[ABOUT THIS EXERCISE]
Set down all of the records below exactly, please, omitting the images.

[DATA FOR REVIEW]
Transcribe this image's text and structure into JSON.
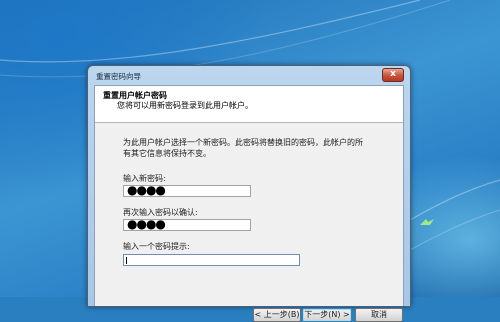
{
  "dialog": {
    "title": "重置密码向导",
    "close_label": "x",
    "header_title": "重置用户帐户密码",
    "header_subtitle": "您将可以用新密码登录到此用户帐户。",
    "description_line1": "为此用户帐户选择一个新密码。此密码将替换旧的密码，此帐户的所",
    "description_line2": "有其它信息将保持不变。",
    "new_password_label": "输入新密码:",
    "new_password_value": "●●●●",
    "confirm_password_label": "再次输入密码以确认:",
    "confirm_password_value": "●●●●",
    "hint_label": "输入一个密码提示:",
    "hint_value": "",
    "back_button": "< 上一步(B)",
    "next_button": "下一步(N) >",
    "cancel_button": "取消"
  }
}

[EXERCISE SOLUTION]
Transcribe this image's text and structure into JSON.
{
  "dialog": {
    "title": "重置密码向导",
    "close_label": "x",
    "header_title": "重置用户帐户密码",
    "header_subtitle": "您将可以用新密码登录到此用户帐户。",
    "description_line1": "为此用户帐户选择一个新密码。此密码将替换旧的密码，此帐户的所",
    "description_line2": "有其它信息将保持不变。",
    "new_password_label": "输入新密码:",
    "new_password_value": "●●●●",
    "confirm_password_label": "再次输入密码以确认:",
    "confirm_password_value": "●●●●",
    "hint_label": "输入一个密码提示:",
    "hint_value": "",
    "back_button": "< 上一步(B)",
    "next_button": "下一步(N) >",
    "cancel_button": "取消"
  }
}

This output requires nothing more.